That pushback from the Assembly majority was very public and plainly stated: If you don’t like “our reading of the law,” you’ll have to sue, according to Assemblyman Chris Constant, who had taken time off of making national news harassing a local rabbi, to proffer an interesting new take on inclusive public debate.
But also by that time, the radical core of progressives had shown their ace in their sleeve – the ever-renewing emergency mandates. They rigged the game with an effective quarantine of both Covid-19 and meaningful public involvement in the Assembly meetings.
Also, a cynical reading of municipal code allowed a Torquemada-level torturing of the word “shall,” as in “shall have a special election” into “may.”
That same group of Assembly members happy to divert millions in CARES Act funds suddenly became fiscal conservatives when the possibility of a $650,000 special election was floated.
Since the emergency mandates were the perfect cover for advancing that hard-left agenda, the proper, prompt vote to replace the empty mayoral seat would have been an unwelcome interruption.
It’s easy to see why. Added to that grievance was the consequences of District 3 voters lacking their lawful representation in the Assembly. This was because the acting mayor’s seat was not replaced.
Given the amount of rumors surrounding a possible Biden appointment awaiting the acting mayor, there is a real chance those same voters will not get a say in who represents their interests again, as the Assembly will likely appoint that replacement for Austin Quinn-Davidson as well.

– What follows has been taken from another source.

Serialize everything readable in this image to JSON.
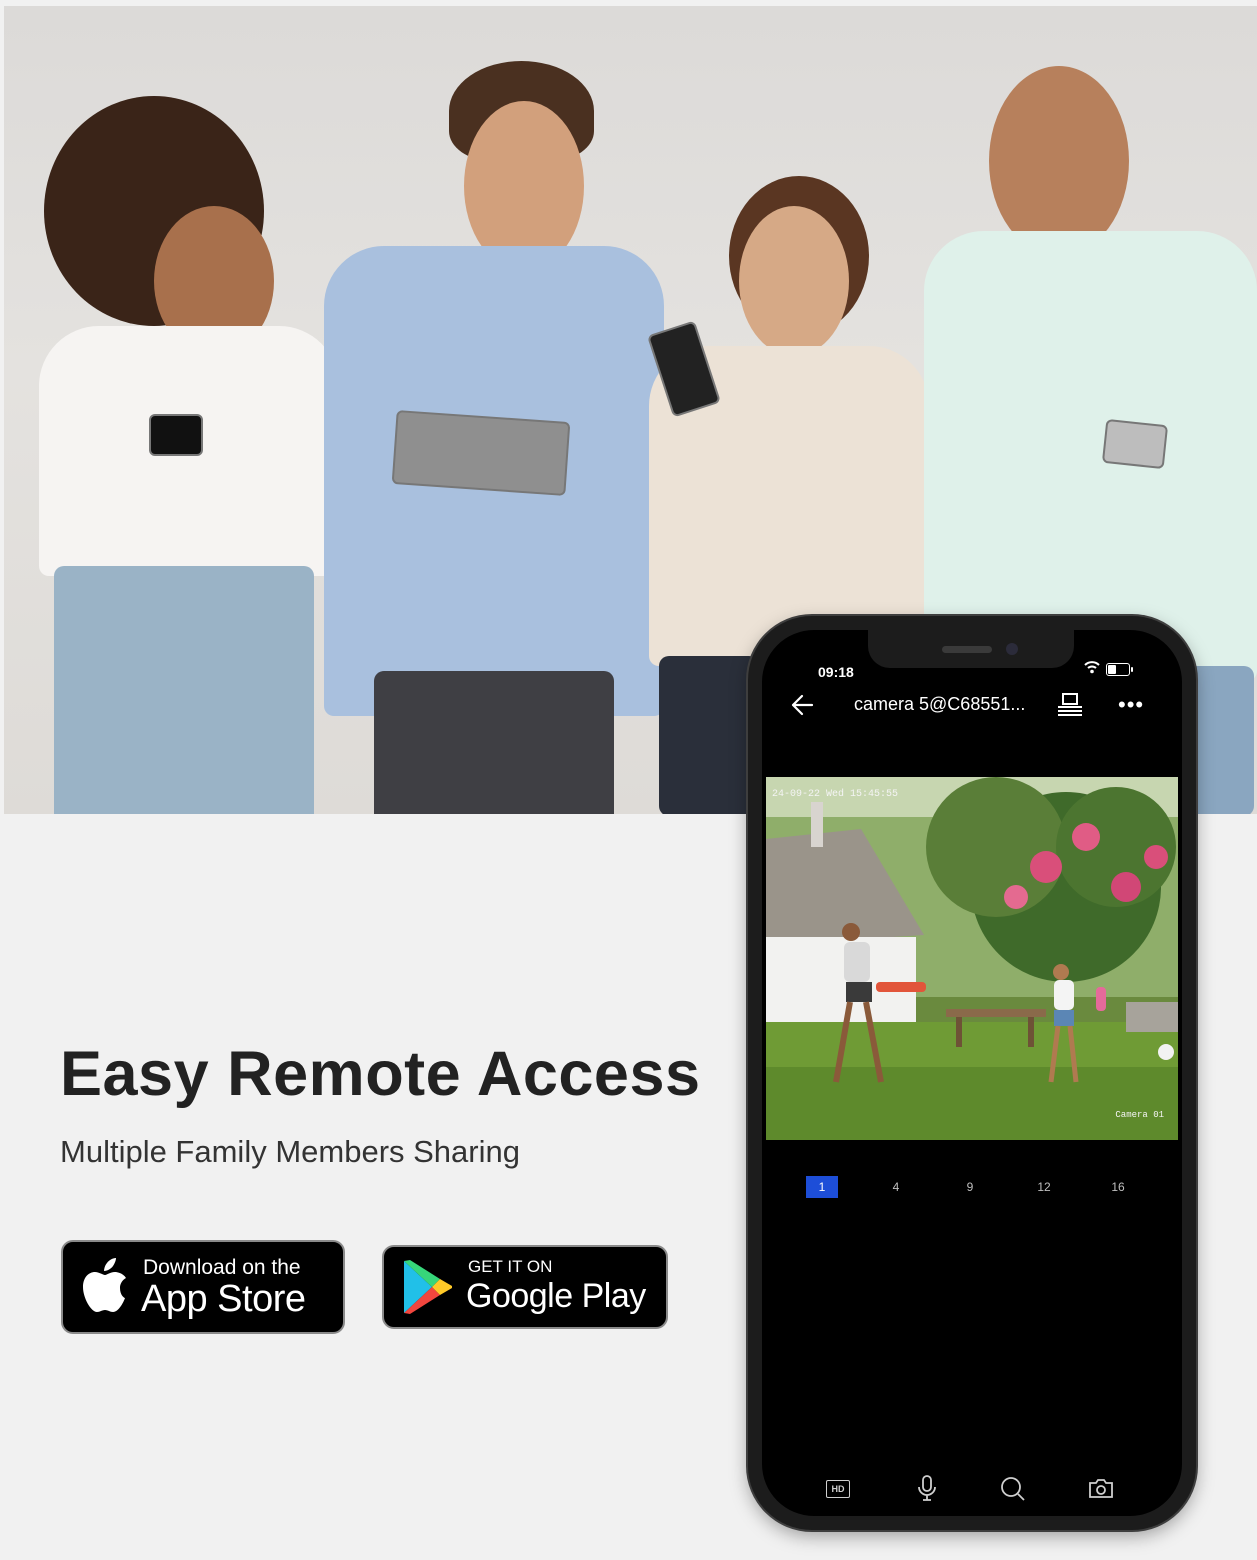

In the meantime, the “vocal minority” persists. They are labeled racists. They are labeled homophobes. They are labeled anti-science.
The complicit local news media has begun the same twisting of the “facts” toward that group to swing the mayoral race, reminiscent of the recently outed Washington “Democracy Dies in Darkness” Post that fabricated the actual words spoken by the previous president in a headline-grabbing Georgia elections phone call.
Facts, meet fact check.
In the end, it’s likely that neither the actual platform of the mayoral candidates will drive the results of the pending election, nor will the facts be what decide the fate of Felix Rivera.
It is a fact, per the Superior Court of Alaska, that as Chair of the Assembly, Felix Rivera can face recall for his failure to address the violation of the COVID mandates during the August meeting.
Also a fact: Democrats Assemblywoman Meg Zaletel, Sen. Elvi-Gray Jackson, and Rep. Andy Josephson helped finance the court case that attempted to block 4,999 midtown residents from getting their complaints to the ballot.
It’s indisputable that angry demonstrators of the summer were loud and visible when it came to their racial justice cause. Many on the right were angry and quiet about what was going on in their city.
Now it appears that the roles have reversed. And that’s how we got here – one group of people attempting to silence the other.
Reclaim Midtown is a group that arose after the Anchorage Assembly locked the doors to the Assembly meetings and prevented participation by the public in 2020. Over 1,000 Anchorage residents are part of the group.